### YOUR GOAL:
From the records below, copy out each line that has the word "security".

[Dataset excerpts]
--*--
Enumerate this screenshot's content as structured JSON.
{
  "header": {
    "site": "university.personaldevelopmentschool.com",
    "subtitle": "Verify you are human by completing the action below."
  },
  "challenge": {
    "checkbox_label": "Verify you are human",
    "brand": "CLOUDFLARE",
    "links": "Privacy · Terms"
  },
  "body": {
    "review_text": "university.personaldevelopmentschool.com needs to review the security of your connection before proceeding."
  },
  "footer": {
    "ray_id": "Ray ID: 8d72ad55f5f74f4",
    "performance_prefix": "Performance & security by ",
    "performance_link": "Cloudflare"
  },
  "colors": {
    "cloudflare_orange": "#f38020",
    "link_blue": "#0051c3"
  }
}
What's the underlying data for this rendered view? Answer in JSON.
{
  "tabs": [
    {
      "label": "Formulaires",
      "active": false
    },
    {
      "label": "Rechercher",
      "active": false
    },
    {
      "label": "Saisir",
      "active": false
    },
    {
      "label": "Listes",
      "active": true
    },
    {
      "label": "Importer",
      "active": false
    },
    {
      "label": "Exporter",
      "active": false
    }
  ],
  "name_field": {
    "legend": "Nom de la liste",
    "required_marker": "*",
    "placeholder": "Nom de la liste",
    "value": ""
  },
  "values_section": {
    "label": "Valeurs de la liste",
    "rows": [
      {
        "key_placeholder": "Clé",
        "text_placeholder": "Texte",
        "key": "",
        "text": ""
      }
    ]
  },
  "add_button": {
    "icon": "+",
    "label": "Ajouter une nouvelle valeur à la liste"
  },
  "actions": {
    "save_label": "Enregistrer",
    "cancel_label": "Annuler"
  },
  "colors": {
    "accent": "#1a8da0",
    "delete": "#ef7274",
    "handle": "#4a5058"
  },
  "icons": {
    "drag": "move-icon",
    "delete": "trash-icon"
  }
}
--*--
### ANSWER BELOW:
    "review_text": "university.personaldevelopmentschool.com needs to review the security of your connection before proceeding."
    "performance_prefix": "Performance & security by ",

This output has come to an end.